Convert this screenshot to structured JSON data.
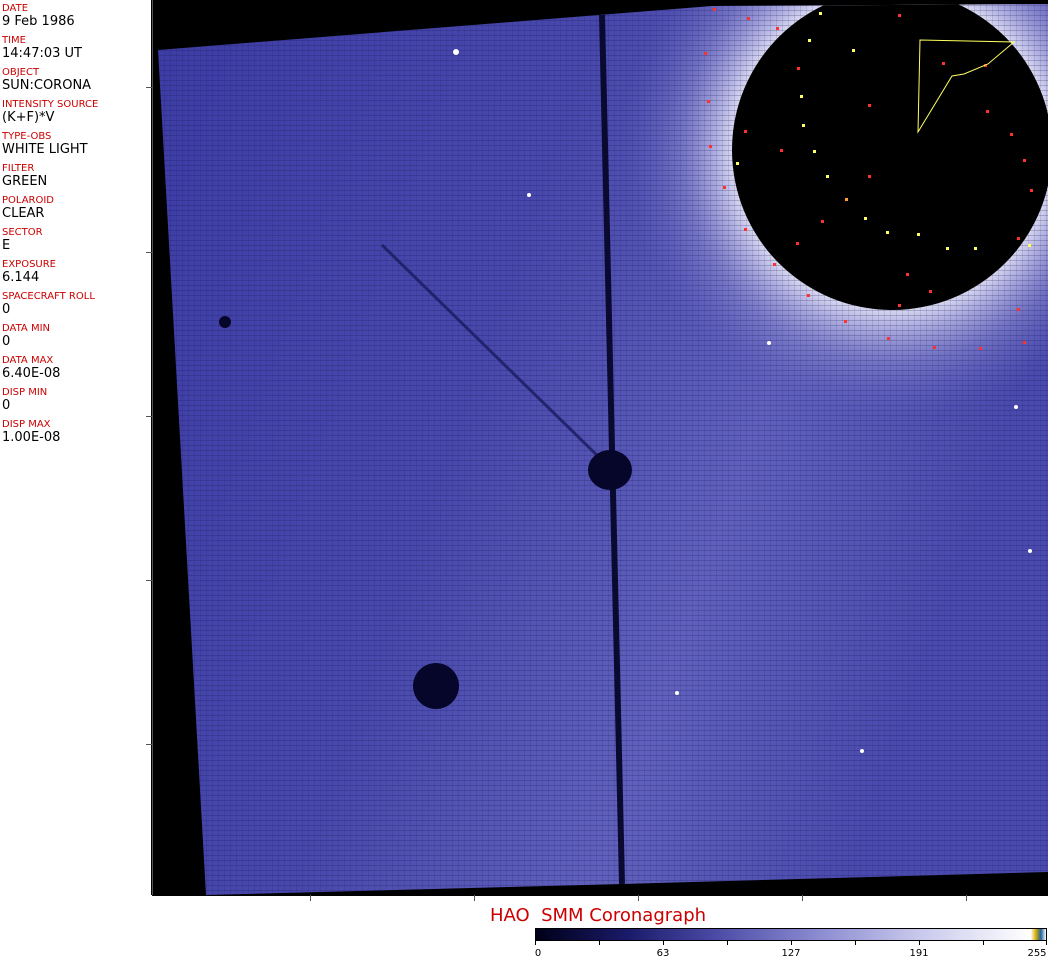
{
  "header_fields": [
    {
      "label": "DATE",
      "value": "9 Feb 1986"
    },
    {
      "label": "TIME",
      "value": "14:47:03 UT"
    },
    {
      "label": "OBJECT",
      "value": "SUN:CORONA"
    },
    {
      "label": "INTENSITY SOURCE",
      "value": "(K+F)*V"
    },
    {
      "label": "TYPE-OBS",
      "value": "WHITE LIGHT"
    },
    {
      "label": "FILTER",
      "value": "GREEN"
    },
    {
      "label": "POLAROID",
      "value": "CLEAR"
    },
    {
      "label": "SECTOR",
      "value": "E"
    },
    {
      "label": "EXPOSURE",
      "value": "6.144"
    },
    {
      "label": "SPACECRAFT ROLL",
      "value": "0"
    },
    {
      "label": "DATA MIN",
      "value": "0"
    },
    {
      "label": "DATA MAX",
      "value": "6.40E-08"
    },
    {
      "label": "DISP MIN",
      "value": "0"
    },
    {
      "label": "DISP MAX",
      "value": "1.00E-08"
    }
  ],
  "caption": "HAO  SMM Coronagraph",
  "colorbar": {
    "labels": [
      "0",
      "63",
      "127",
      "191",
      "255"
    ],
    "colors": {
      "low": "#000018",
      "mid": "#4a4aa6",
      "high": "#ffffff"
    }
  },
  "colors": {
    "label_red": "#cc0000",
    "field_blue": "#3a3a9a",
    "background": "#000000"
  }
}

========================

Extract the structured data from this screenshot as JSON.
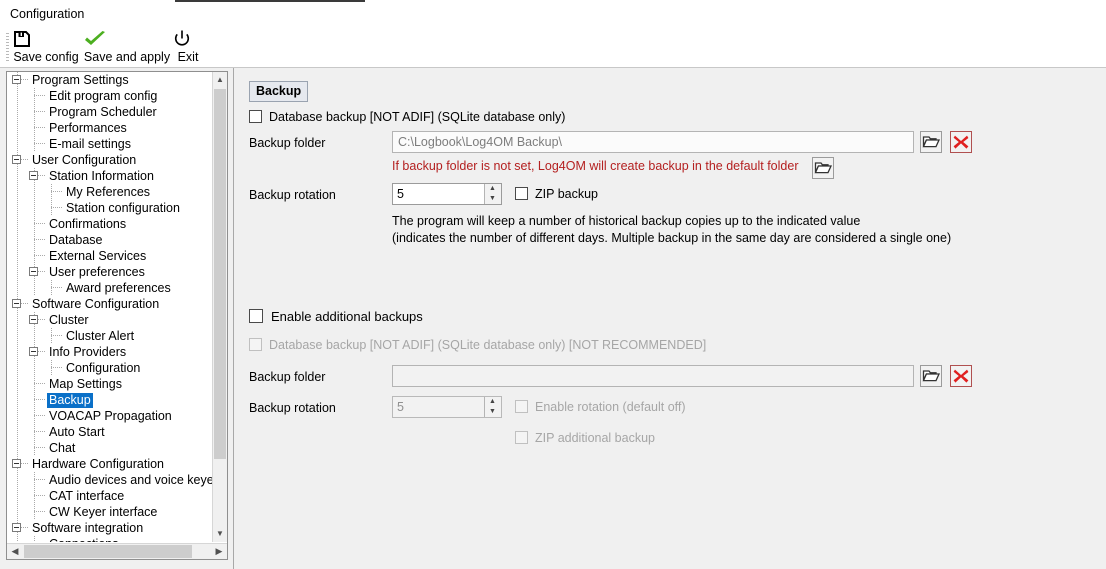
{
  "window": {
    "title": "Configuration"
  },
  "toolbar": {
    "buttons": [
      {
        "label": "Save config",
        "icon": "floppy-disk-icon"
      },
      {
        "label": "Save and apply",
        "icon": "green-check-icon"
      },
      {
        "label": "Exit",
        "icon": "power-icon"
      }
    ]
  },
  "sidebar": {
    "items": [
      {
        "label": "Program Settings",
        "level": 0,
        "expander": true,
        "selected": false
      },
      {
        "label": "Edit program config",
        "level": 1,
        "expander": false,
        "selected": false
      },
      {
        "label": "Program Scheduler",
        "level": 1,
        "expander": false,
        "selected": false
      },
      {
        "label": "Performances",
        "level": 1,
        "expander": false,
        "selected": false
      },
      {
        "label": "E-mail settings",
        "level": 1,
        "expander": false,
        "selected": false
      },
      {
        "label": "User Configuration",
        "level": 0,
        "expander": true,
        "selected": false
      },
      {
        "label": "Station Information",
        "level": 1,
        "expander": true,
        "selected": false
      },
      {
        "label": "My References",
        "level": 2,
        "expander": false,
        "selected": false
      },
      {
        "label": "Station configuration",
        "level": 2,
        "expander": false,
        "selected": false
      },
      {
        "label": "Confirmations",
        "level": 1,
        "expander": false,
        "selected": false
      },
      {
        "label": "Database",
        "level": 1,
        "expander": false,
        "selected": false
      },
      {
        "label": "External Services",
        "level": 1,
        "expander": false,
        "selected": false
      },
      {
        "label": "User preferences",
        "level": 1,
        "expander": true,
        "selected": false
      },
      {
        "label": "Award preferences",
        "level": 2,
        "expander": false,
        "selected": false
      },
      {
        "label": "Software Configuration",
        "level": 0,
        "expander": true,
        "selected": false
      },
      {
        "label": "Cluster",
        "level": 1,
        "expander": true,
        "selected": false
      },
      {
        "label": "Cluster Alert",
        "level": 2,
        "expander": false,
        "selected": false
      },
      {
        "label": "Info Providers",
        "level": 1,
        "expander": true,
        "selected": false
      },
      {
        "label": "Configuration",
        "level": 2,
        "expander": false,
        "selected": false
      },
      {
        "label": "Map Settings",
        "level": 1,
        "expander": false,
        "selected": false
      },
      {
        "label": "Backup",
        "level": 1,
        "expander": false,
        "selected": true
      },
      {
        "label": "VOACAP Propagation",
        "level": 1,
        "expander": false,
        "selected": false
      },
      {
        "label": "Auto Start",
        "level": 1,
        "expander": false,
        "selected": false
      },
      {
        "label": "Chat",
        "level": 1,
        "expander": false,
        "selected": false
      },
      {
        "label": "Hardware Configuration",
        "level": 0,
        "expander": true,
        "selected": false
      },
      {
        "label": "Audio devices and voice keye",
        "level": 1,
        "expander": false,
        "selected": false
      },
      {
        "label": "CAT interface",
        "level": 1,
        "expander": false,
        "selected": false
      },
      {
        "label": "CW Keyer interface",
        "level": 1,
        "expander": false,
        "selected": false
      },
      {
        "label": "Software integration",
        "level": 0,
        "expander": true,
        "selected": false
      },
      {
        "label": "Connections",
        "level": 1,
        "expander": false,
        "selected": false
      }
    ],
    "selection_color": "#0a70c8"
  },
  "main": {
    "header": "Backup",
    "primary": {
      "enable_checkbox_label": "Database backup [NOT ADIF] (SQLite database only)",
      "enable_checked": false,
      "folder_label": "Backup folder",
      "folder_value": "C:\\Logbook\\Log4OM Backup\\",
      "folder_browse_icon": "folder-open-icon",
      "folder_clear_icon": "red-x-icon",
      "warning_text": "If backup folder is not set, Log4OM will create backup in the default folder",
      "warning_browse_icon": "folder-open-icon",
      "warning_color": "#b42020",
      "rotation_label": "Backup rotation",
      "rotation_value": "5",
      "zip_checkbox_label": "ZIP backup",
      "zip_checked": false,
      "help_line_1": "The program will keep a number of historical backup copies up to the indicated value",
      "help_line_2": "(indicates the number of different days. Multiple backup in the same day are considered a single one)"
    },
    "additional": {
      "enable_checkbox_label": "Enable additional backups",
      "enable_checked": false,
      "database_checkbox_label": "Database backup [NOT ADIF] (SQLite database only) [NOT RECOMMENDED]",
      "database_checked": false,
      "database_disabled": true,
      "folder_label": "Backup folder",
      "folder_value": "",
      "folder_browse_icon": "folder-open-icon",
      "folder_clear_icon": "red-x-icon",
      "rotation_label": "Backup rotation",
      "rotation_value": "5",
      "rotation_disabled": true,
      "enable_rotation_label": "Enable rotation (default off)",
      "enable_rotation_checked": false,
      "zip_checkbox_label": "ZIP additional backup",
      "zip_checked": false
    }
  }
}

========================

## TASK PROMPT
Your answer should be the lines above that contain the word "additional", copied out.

## EXERCISE RESULT
    "additional": {
      "enable_checkbox_label": "Enable additional backups",
      "zip_checkbox_label": "ZIP additional backup",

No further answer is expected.